Write out each record exactly as given, but do not include the pictures.

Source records
# # # # #
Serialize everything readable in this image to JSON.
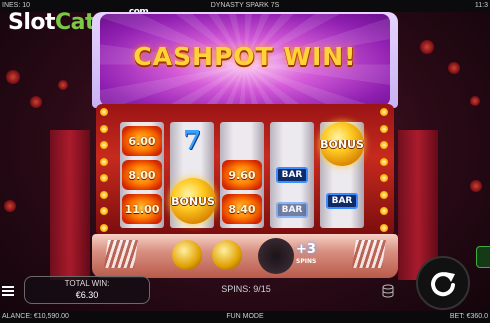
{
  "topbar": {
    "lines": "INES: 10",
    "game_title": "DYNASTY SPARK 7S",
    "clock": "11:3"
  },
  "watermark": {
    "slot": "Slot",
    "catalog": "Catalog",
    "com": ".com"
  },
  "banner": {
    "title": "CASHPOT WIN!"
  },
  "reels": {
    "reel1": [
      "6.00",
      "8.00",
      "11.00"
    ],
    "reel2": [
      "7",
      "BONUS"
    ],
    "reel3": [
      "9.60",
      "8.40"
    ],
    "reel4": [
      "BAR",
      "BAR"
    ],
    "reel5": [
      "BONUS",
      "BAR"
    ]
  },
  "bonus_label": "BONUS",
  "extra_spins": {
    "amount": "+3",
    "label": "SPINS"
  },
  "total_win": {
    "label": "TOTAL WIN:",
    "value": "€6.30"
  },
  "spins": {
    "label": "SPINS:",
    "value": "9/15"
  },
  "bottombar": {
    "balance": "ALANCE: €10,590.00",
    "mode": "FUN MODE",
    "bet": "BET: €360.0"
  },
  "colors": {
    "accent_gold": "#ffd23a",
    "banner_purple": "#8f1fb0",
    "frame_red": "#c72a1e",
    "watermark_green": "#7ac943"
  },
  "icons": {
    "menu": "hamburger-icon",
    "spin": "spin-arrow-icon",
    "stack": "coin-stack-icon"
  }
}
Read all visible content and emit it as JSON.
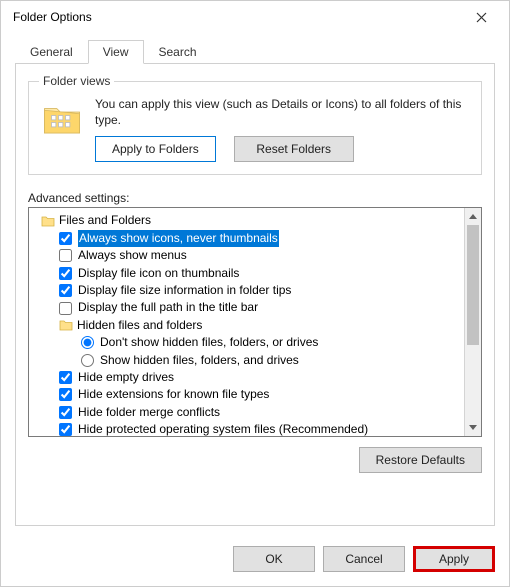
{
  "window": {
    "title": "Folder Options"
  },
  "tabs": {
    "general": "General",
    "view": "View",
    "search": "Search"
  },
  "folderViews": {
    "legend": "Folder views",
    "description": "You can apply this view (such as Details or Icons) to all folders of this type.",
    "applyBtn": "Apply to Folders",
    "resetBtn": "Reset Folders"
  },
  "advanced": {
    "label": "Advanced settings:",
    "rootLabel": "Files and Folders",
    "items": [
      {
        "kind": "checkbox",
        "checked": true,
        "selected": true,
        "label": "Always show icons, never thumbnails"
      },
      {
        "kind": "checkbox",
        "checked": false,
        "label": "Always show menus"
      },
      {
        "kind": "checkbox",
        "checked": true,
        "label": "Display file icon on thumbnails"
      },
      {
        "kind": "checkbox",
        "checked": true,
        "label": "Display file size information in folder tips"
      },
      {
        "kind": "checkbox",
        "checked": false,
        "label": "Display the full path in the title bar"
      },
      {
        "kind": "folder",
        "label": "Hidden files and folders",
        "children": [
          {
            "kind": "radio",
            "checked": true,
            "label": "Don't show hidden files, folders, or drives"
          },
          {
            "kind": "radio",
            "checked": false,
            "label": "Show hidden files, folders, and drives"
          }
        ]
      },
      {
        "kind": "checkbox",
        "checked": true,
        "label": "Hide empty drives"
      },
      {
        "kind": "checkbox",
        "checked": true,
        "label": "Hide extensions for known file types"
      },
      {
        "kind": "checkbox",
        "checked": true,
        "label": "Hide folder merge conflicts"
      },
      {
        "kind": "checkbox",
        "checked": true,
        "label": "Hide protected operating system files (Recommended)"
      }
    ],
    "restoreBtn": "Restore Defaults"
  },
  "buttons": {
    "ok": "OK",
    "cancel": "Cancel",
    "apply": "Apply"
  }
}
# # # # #
* [Solution to the exercise]:
Serialize everything readable in this image to JSON.
{
  "topbar": {
    "lines": "INES: 10",
    "game_title": "DYNASTY SPARK 7S",
    "clock": "11:3"
  },
  "watermark": {
    "slot": "Slot",
    "catalog": "Catalog",
    "com": ".com"
  },
  "banner": {
    "title": "CASHPOT WIN!"
  },
  "reels": {
    "reel1": [
      "6.00",
      "8.00",
      "11.00"
    ],
    "reel2": [
      "7",
      "BONUS"
    ],
    "reel3": [
      "9.60",
      "8.40"
    ],
    "reel4": [
      "BAR",
      "BAR"
    ],
    "reel5": [
      "BONUS",
      "BAR"
    ]
  },
  "bonus_label": "BONUS",
  "extra_spins": {
    "amount": "+3",
    "label": "SPINS"
  },
  "total_win": {
    "label": "TOTAL WIN:",
    "value": "€6.30"
  },
  "spins": {
    "label": "SPINS:",
    "value": "9/15"
  },
  "bottombar": {
    "balance": "ALANCE: €10,590.00",
    "mode": "FUN MODE",
    "bet": "BET: €360.0"
  },
  "colors": {
    "accent_gold": "#ffd23a",
    "banner_purple": "#8f1fb0",
    "frame_red": "#c72a1e",
    "watermark_green": "#7ac943"
  },
  "icons": {
    "menu": "hamburger-icon",
    "spin": "spin-arrow-icon",
    "stack": "coin-stack-icon"
  }
}
Read all visible content and emit it as JSON.
{
  "window": {
    "title": "Folder Options"
  },
  "tabs": {
    "general": "General",
    "view": "View",
    "search": "Search"
  },
  "folderViews": {
    "legend": "Folder views",
    "description": "You can apply this view (such as Details or Icons) to all folders of this type.",
    "applyBtn": "Apply to Folders",
    "resetBtn": "Reset Folders"
  },
  "advanced": {
    "label": "Advanced settings:",
    "rootLabel": "Files and Folders",
    "items": [
      {
        "kind": "checkbox",
        "checked": true,
        "selected": true,
        "label": "Always show icons, never thumbnails"
      },
      {
        "kind": "checkbox",
        "checked": false,
        "label": "Always show menus"
      },
      {
        "kind": "checkbox",
        "checked": true,
        "label": "Display file icon on thumbnails"
      },
      {
        "kind": "checkbox",
        "checked": true,
        "label": "Display file size information in folder tips"
      },
      {
        "kind": "checkbox",
        "checked": false,
        "label": "Display the full path in the title bar"
      },
      {
        "kind": "folder",
        "label": "Hidden files and folders",
        "children": [
          {
            "kind": "radio",
            "checked": true,
            "label": "Don't show hidden files, folders, or drives"
          },
          {
            "kind": "radio",
            "checked": false,
            "label": "Show hidden files, folders, and drives"
          }
        ]
      },
      {
        "kind": "checkbox",
        "checked": true,
        "label": "Hide empty drives"
      },
      {
        "kind": "checkbox",
        "checked": true,
        "label": "Hide extensions for known file types"
      },
      {
        "kind": "checkbox",
        "checked": true,
        "label": "Hide folder merge conflicts"
      },
      {
        "kind": "checkbox",
        "checked": true,
        "label": "Hide protected operating system files (Recommended)"
      }
    ],
    "restoreBtn": "Restore Defaults"
  },
  "buttons": {
    "ok": "OK",
    "cancel": "Cancel",
    "apply": "Apply"
  }
}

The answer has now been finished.